March 23, 2016

How Would You Do It Differently?

A recent article, 4 Traits of Exceptional Leaders, references Gallup research showing that just 10% of people have the talent to be good leaders and 82% of the time organizations put the wrong person in a leadership job. 
Those are not good odds. If you’re working, you’re far more likely working for a bad leader than a good one.
Then there people like me who are doing our best to lead our teams day to day while our boss (or boss’s boss) happens to be on the “not so good” end of the leadership spectrum. I expect many of you have been there...
I guarantee that someday - maybe even today - a leadership “no-no” will happen which impacts you and your team. You can’t protect your team from the fall out and you shouldn’t even necessarily try. To grow and develop into leaders in their own right, your team needs to see and experience “less than good” leadership in action so they can recognize and learn from it.
Your team, like mine, will easily recognize when "not good” leadership behavior happens so it’s not likely you need to point it out. Your job, as an exceptional leader, is to help your team to constructively process their feelings about what happened, and then move forward.
It’s important to be able to quickly address a bad situation and then focus them on moving forward. HBR’s article, “You Can Deliver Bad News to Your Team Without Crushing Them” shares research showing that when people came to solutions they could implement themselves to address something negative, it increased productivity 20%.
In addition, I like to ask my team members to reflect on the situation and think of a future time, when they will be leading teams, departments, organizations or companies and ask them, “When you're leading a team someday, how would you do it differently?”
A question like this requires them to think through both the business need and the role a leader's communication plays in creating buy-in and motivating/influencing others to take a desired action.
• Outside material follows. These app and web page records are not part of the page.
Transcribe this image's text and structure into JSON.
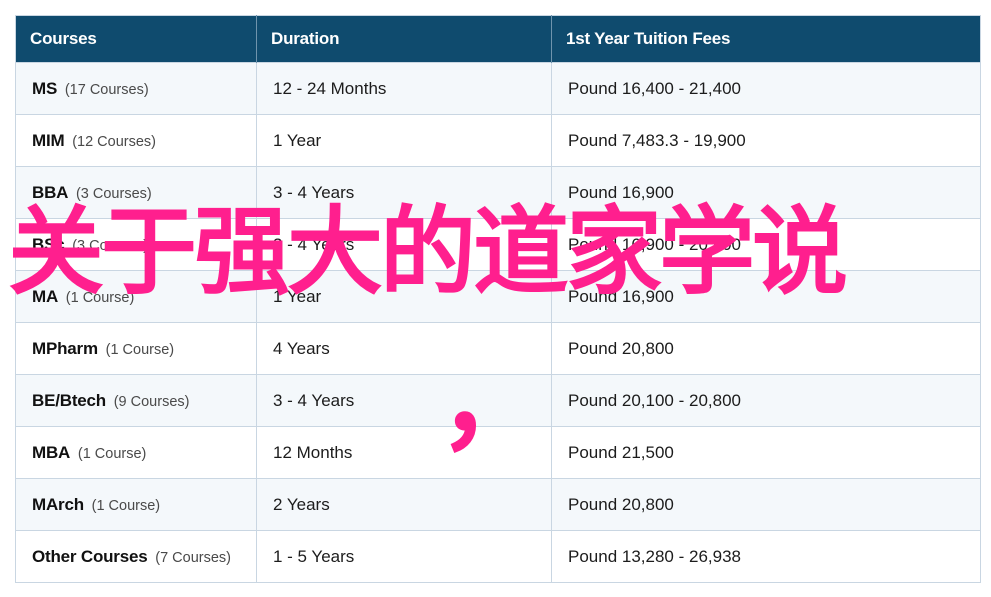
{
  "table": {
    "headers": [
      "Courses",
      "Duration",
      "1st Year Tuition Fees"
    ],
    "rows": [
      {
        "course": "MS",
        "count": "(17 Courses)",
        "duration": "12 - 24 Months",
        "fees": "Pound 16,400 - 21,400"
      },
      {
        "course": "MIM",
        "count": "(12 Courses)",
        "duration": "1 Year",
        "fees": "Pound 7,483.3 - 19,900"
      },
      {
        "course": "BBA",
        "count": "(3 Courses)",
        "duration": "3 - 4 Years",
        "fees": "Pound 16,900"
      },
      {
        "course": "BSc",
        "count": "(3 Courses)",
        "duration": "3 - 4 Years",
        "fees": "Pound 16,900 - 20,800"
      },
      {
        "course": "MA",
        "count": "(1 Course)",
        "duration": "1 Year",
        "fees": "Pound 16,900"
      },
      {
        "course": "MPharm",
        "count": "(1 Course)",
        "duration": "4 Years",
        "fees": "Pound 20,800"
      },
      {
        "course": "BE/Btech",
        "count": "(9 Courses)",
        "duration": "3 - 4 Years",
        "fees": "Pound 20,100 - 20,800"
      },
      {
        "course": "MBA",
        "count": "(1 Course)",
        "duration": "12 Months",
        "fees": "Pound 21,500"
      },
      {
        "course": "MArch",
        "count": "(1 Course)",
        "duration": "2 Years",
        "fees": "Pound 20,800"
      },
      {
        "course": "Other Courses",
        "count": "(7 Courses)",
        "duration": "1 - 5 Years",
        "fees": "Pound 13,280 - 26,938"
      }
    ]
  },
  "overlay": {
    "title": "关于强大的道家学说",
    "punctuation": "，"
  },
  "colors": {
    "header_background": "#0f4b6e",
    "header_text": "#ffffff",
    "overlay_text": "#ff1f8e",
    "stripe_row": "#f4f8fb",
    "border": "#c9d6e2"
  }
}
It helps them to recognize the role empathy plays in the workplace and helps them build the required awareness that (I hope) will make them exceptional leaders when that day comes.

Focus on the future and ask "how would you do it differently" -- two ways to turn a bad situation into a productive, coachable moment.

March 11, 2016

3 Leadership Nuggets for Self Aware Leaders

I’ve felt inspired by some recent thought-provoking HBR blog posts on leadership. So, I thought I would quickly share a few of the “nuggets” I’ve collected as they may be interest to other self-aware leaders who are looking to continually improve.

Net net - the older we get, the more confident we feel and the more open we are to self improvement. Women demonstrate this confidence gain more consistently over time - probably because we start out at a lower baseline (boo). The best leaders help their people move from a “proving” mindset (coming from a place of low confidence) to an “improving” mindset.

The good news - time, experience and increased self-awareness all factor into these beneficial changes in people’s mindsets and their resulting work accomplishments. I guess there is a benefit to getting older!

Fortunately, there are just 4 things:
  1. Great leaders understand how all parts and functions of the business work together to generate value. They actively work on cultivating the needed cross-functional working relationships to minimize fragmentation and poor coordination.
  2. Great leaders effectively balance instinct and analysis when making decisions. They are not prone to knee-jerk reactions because they trust the process and their teams.
  3. Great leaders have high contextual intelligence. They continuously solicit and integrate insights from all the sources and have a clear understanding of the value the business provides within the wider industry and trends.
  4. Great leaders authentically care about forming and maintaining real relationships with superiors, peers and their teams. They reach beyond the superficial, transactional level to form mutually beneficial relationships.
Great leaders know and do all 4 well while “good” leaders just 2 or 3. And lacking a strength in #4 is what trips up most executive careers because people can spot a phony a mile away. Be warm, be kind, be real.

While we know the saying that good employees leave bad bosses, being a good boss does not necessarily beget retention. In fact, team members with the good bosses received the coaching, development and support necessary to get them ready for greater responsibility and higher paying roles. These folks can be called “happy quitters” because their satisfaction with the organization remains high even when they leave for greener pastures. And with this happy quitters, good bosses create strong “alumni networks” that are beneficial to the firm long term.  

All of the “happy quitters” in my past are part of my forever team - you know who you all are!

Hope you found these nuggets as interesting and thought provoking as I did!